“Obviously there are going to be some free speech concerns, so for our purposes we wanted to make this pretty narrow and focus on elections,” Hughes said. “Our attempt here is to create a pretty narrow remedy so that if you use this technology with the intent to influence an election then you will be held accountable for it.”
“Deepfakes can be made by anyone with a computer, internet access, and interest in influencing an election,” John Villasenor, a professor at UCLA focusing on artificial intelligence and cybersecurity, told CNBC. He explained that “they are a powerful new tool for those who might want to (use) misinformation to influence an election.” Paul Barrett, adjunct professor of law at New York University, added that “a skillfully made deepfake video could persuade voters that a particular candidate said or did something she didn’t say or do.”
Yet, the majority of victims of deepfakes are women, and misogyny is clearly a driving factor, even in cases with a political intent.
“When I first opened it, I was shocked to see my face, but I could tell it wasn’t actually me because, for one, I have curly hair and the woman had straight hair. She also looked really young, not more than 17 or 18,” Ayyub wrote. The police did not register Ayyub’s case, and six months after the video reached her, she gave her statement to a magistrate. Even then, nothing happened, she said. “I get called Jihadi Jane, Isis Sex Slave, ridiculous abuse laced with religious misogyny.”
Deepfake technology first gained notoriety with videos of celebrities, and in India too, there were videos of actresses like actresses Priyanka Chopra, Shraddha Kapoor, and Deepika Padukone. This is also because the AI needs hundreds of images to “train” and map faces, which are most readily available for celebrities.
Before sites like Reddit and Pornhub started to remove deepfakes, Indian users were sharing links of the “Priyanka gif” and the “Katrina vid”, even in the middle of a discussion about its potential impact on politics. Even today, sites exist with videos that have titles like ‘Aishwarya Rai Bollywood POV queen’, and ‘Doctor Cheating Yami Gautam’.
New apps like Zao show how the technology could soon work with just a few images — the app’s creators have restricted its use to add users’ faces to select clips from films and TV, but others will not show the same restraint.
In the West, it’s being used for more than celebrities, and revenge fake porn is a growing concern. But while deepfake porn continues to upend women’s lives, there still exists no criminal recourse for victims.
While the American Congress, and the Indian parliament are worried about how this technology will be used to affect elections and attack politicians though, the real threat lies closer to home. Research from cyber-security company Deeptrace found that the vast majority of deepfakes are porn. Deeptrace’s study showed that 96% of deepfake clips featuring a computer-generated face replacing that of a porn actor. Experts say the more prolific this technology becomes – and the more accessible and easy to use – the greater the threat to non high-profile people..

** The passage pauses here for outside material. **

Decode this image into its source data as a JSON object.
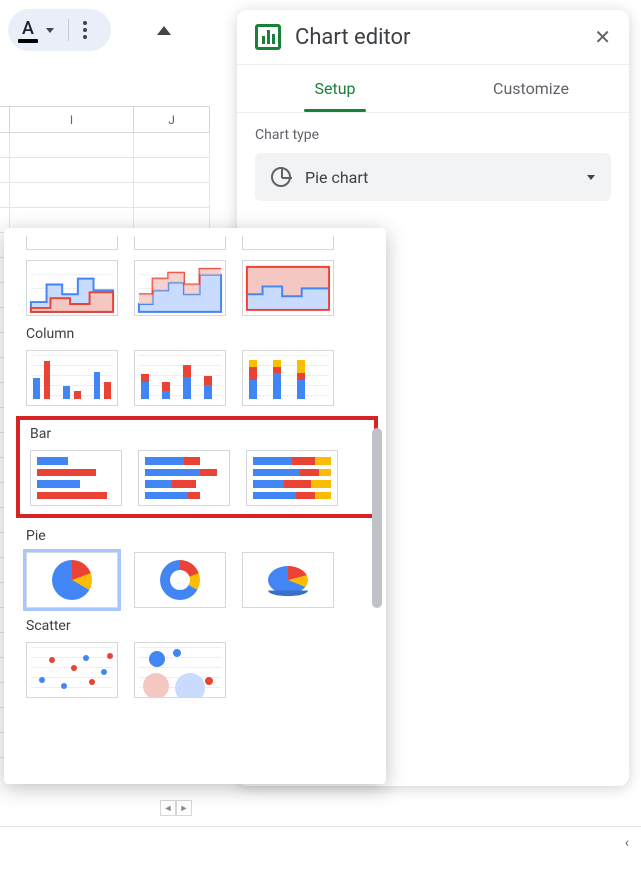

Henry Ajder, head of research analysis at Deeptrace, told the BBC: “The debate is all about the politics or fraud and a near-term threat, but a lot of people are forgetting that deepfake pornography is a very real, very current phenomenon that is harming a lot of women.”
This article originally appeared on HuffPost.